(May 11, 2010) Taiwan's Legislative Yuan adopted the Law on Swift Criminal Trial on April 23, 2010, in 14 articles. The purpose of the legislation is to ensure that criminal defendants receive a speedy and fair trial. The Law will come into force in different stages. Some of its key features are:
- Limits are set on the number of times detention periods can be extended per each trial instance in cases involving serious crimes (more than 10 years of imprisonment, life imprisonment, or the death penalty) – six times each for the first and second instances, and once for the third instance (art. 5, para. 2).
- The period of criminal detention is limited to a maximum of eight years in total during the entire trial process; if that detention period has been served without a decision having been rendered, the detention should be deemed canceled and the court should release the defendant (art. 5, paras. 3 & 4). These provisions enter in force two years after the Law is promulgated.
- If a case has been in the courts for more than six years and assigned for retrial by the Supreme Court more than three times, and a not-guilty verdict has been handed down by the courts of first and second instances more than two times, prosecutors cannot appeal the case to the Supreme Court (art. 8).
- If court proceedings in a serious criminal case have gone beyond eight years without a final verdict having been reached, a defendant who is found guilty has the right to request the court to review such matters as delayed trial proceedings, the relationship between the degree of complexity of the case and procedural delays, and other matters related to speedy adjudication, and to consider whether the defendant's right to a speedy trial has been violated. If there has been a serious violation of that right, the court can consider commuting the defendant's sentence (art. 7).
(Legislature Passes Speedy Trial Bill, TAIWAN TODAY, Apr. 26, 2010, available at http://taiwantoday.tw/ct.asp?xItem=100473&ctNode=452&mp=9; Legislative Yuan Adopts at Third Reading the “Law on Swift Criminal Trial” [in Chinese], LAW BANK, Apr. 26, 2010, available at http://www.lawbank.com.tw/fnews/news.php?type_id=19&seq=1&nid=80

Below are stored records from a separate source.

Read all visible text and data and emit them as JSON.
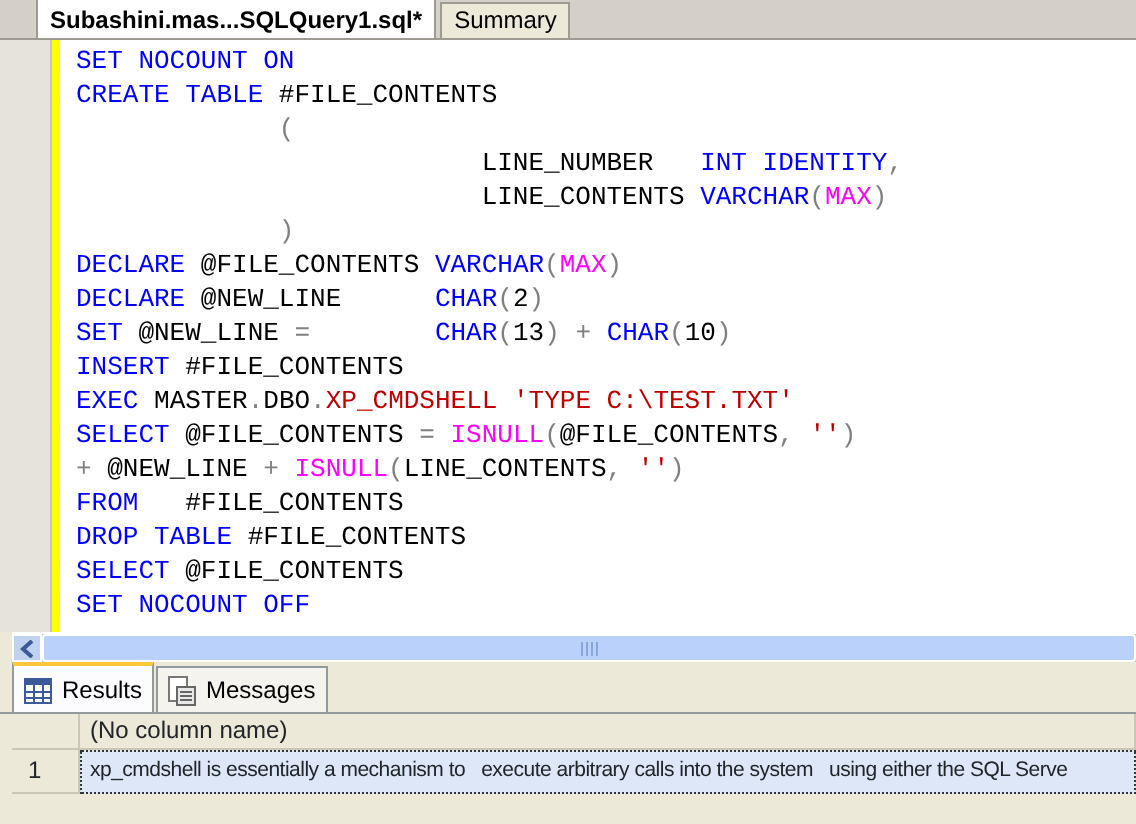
{
  "editor_tabs": [
    {
      "label": "Subashini.mas...SQLQuery1.sql*",
      "selected": true
    },
    {
      "label": "Summary",
      "selected": false
    }
  ],
  "code_lines": [
    [
      {
        "text": "SET NOCOUNT ON",
        "kind": "keyword"
      }
    ],
    [
      {
        "text": "CREATE TABLE",
        "kind": "keyword"
      },
      {
        "text": " #FILE_CONTENTS",
        "kind": "plain"
      }
    ],
    [
      {
        "text": "             (",
        "kind": "operator"
      }
    ],
    [
      {
        "text": "                          LINE_NUMBER   ",
        "kind": "plain"
      },
      {
        "text": "INT IDENTITY",
        "kind": "keyword"
      },
      {
        "text": ",",
        "kind": "operator"
      }
    ],
    [
      {
        "text": "                          LINE_CONTENTS ",
        "kind": "plain"
      },
      {
        "text": "VARCHAR",
        "kind": "keyword"
      },
      {
        "text": "(",
        "kind": "operator"
      },
      {
        "text": "MAX",
        "kind": "function"
      },
      {
        "text": ")",
        "kind": "operator"
      }
    ],
    [
      {
        "text": "             )",
        "kind": "operator"
      }
    ],
    [
      {
        "text": "DECLARE",
        "kind": "keyword"
      },
      {
        "text": " @FILE_CONTENTS ",
        "kind": "plain"
      },
      {
        "text": "VARCHAR",
        "kind": "keyword"
      },
      {
        "text": "(",
        "kind": "operator"
      },
      {
        "text": "MAX",
        "kind": "function"
      },
      {
        "text": ")",
        "kind": "operator"
      }
    ],
    [
      {
        "text": "DECLARE",
        "kind": "keyword"
      },
      {
        "text": " @NEW_LINE      ",
        "kind": "plain"
      },
      {
        "text": "CHAR",
        "kind": "keyword"
      },
      {
        "text": "(",
        "kind": "operator"
      },
      {
        "text": "2",
        "kind": "plain"
      },
      {
        "text": ")",
        "kind": "operator"
      }
    ],
    [
      {
        "text": "SET",
        "kind": "keyword"
      },
      {
        "text": " @NEW_LINE ",
        "kind": "plain"
      },
      {
        "text": "=        ",
        "kind": "operator"
      },
      {
        "text": "CHAR",
        "kind": "keyword"
      },
      {
        "text": "(",
        "kind": "operator"
      },
      {
        "text": "13",
        "kind": "plain"
      },
      {
        "text": ") + ",
        "kind": "operator"
      },
      {
        "text": "CHAR",
        "kind": "keyword"
      },
      {
        "text": "(",
        "kind": "operator"
      },
      {
        "text": "10",
        "kind": "plain"
      },
      {
        "text": ")",
        "kind": "operator"
      }
    ],
    [
      {
        "text": "INSERT",
        "kind": "keyword"
      },
      {
        "text": " #FILE_CONTENTS",
        "kind": "plain"
      }
    ],
    [
      {
        "text": "EXEC",
        "kind": "keyword"
      },
      {
        "text": " MASTER",
        "kind": "plain"
      },
      {
        "text": ".",
        "kind": "operator"
      },
      {
        "text": "DBO",
        "kind": "plain"
      },
      {
        "text": ".",
        "kind": "operator"
      },
      {
        "text": "XP_CMDSHELL",
        "kind": "system"
      },
      {
        "text": " 'TYPE C:\\TEST.TXT'",
        "kind": "string"
      }
    ],
    [
      {
        "text": "SELECT",
        "kind": "keyword"
      },
      {
        "text": " @FILE_CONTENTS ",
        "kind": "plain"
      },
      {
        "text": "= ",
        "kind": "operator"
      },
      {
        "text": "ISNULL",
        "kind": "function"
      },
      {
        "text": "(",
        "kind": "operator"
      },
      {
        "text": "@FILE_CONTENTS",
        "kind": "plain"
      },
      {
        "text": ", ",
        "kind": "operator"
      },
      {
        "text": "''",
        "kind": "string"
      },
      {
        "text": ")",
        "kind": "operator"
      }
    ],
    [
      {
        "text": "+ ",
        "kind": "operator"
      },
      {
        "text": "@NEW_LINE ",
        "kind": "plain"
      },
      {
        "text": "+ ",
        "kind": "operator"
      },
      {
        "text": "ISNULL",
        "kind": "function"
      },
      {
        "text": "(",
        "kind": "operator"
      },
      {
        "text": "LINE_CONTENTS",
        "kind": "plain"
      },
      {
        "text": ", ",
        "kind": "operator"
      },
      {
        "text": "''",
        "kind": "string"
      },
      {
        "text": ")",
        "kind": "operator"
      }
    ],
    [
      {
        "text": "FROM",
        "kind": "keyword"
      },
      {
        "text": "   #FILE_CONTENTS",
        "kind": "plain"
      }
    ],
    [
      {
        "text": "DROP TABLE",
        "kind": "keyword"
      },
      {
        "text": " #FILE_CONTENTS",
        "kind": "plain"
      }
    ],
    [
      {
        "text": "SELECT",
        "kind": "keyword"
      },
      {
        "text": " @FILE_CONTENTS",
        "kind": "plain"
      }
    ],
    [
      {
        "text": "SET NOCOUNT OFF",
        "kind": "keyword"
      }
    ]
  ],
  "result_tabs": [
    {
      "label": "Results",
      "kind": "grid",
      "selected": true
    },
    {
      "label": "Messages",
      "kind": "messages",
      "selected": false
    }
  ],
  "results": {
    "columns": [
      "(No column name)"
    ],
    "rows": [
      {
        "row_number": "1",
        "cells": [
          "xp_cmdshell is essentially a mechanism to   execute arbitrary calls into the system   using either the SQL Serve"
        ],
        "selected": true
      }
    ]
  }
}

Taiwan's press has pointed out potential problems with the new legislation. An article in the UNITED DAILY NEWS notes that, as a result of the bill's provisions, defendants charged with the same crime may be treated differently because of differences in length of time of adjudication of their cases, prosecutors and judges may be enabled to help defendants by delaying trial proceedings, and the role of the Code of Criminal Procedure has been usurped and criminal procedure confused because of the limits set by the bill on detention periods and on prosecutors' power to appeal. The article avers that “[t]he root cause of criminal trials becoming cumbersome is that the Supreme Court repeatedly remands cases to lower courts for retrials.” (Maubo Chang, United Daily News: Comments on Speedy Trial Act, Apr. 25, 2010, CENTRAL NEWS AGENCY, available at http://www.etaiwannews.com/etn/news_content.php?id=1237044&lang=eng_